● **Task directions**: Keeping every word intact, reproduce all of the records.

Segment Start: Data for this exercise

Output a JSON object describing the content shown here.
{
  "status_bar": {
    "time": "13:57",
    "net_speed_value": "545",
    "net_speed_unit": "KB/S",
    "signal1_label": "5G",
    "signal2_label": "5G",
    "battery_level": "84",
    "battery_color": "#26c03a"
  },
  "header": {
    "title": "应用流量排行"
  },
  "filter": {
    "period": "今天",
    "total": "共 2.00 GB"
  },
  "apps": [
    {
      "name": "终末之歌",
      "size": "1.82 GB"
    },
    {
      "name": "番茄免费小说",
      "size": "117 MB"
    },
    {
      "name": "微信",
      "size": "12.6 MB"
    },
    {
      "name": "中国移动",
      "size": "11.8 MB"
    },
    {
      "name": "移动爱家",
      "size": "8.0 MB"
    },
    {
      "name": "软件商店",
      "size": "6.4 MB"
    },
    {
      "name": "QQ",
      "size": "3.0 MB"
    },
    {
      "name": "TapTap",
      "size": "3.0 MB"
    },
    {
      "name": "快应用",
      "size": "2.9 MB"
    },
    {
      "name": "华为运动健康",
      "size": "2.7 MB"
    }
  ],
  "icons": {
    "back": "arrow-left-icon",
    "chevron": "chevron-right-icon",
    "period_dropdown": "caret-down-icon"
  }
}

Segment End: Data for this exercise

● **Solution to this problem**:
Output a JSON object describing the content shown here.
{
  "status_bar": {
    "time": "13:57",
    "net_speed_value": "545",
    "net_speed_unit": "KB/S",
    "signal1_label": "5G",
    "signal2_label": "5G",
    "battery_level": "84",
    "battery_color": "#26c03a"
  },
  "header": {
    "title": "应用流量排行"
  },
  "filter": {
    "period": "今天",
    "total": "共 2.00 GB"
  },
  "apps": [
    {
      "name": "终末之歌",
      "size": "1.82 GB"
    },
    {
      "name": "番茄免费小说",
      "size": "117 MB"
    },
    {
      "name": "微信",
      "size": "12.6 MB"
    },
    {
      "name": "中国移动",
      "size": "11.8 MB"
    },
    {
      "name": "移动爱家",
      "size": "8.0 MB"
    },
    {
      "name": "软件商店",
      "size": "6.4 MB"
    },
    {
      "name": "QQ",
      "size": "3.0 MB"
    },
    {
      "name": "TapTap",
      "size": "3.0 MB"
    },
    {
      "name": "快应用",
      "size": "2.9 MB"
    },
    {
      "name": "华为运动健康",
      "size": "2.7 MB"
    }
  ],
  "icons": {
    "back": "arrow-left-icon",
    "chevron": "chevron-right-icon",
    "period_dropdown": "caret-down-icon"
  }
}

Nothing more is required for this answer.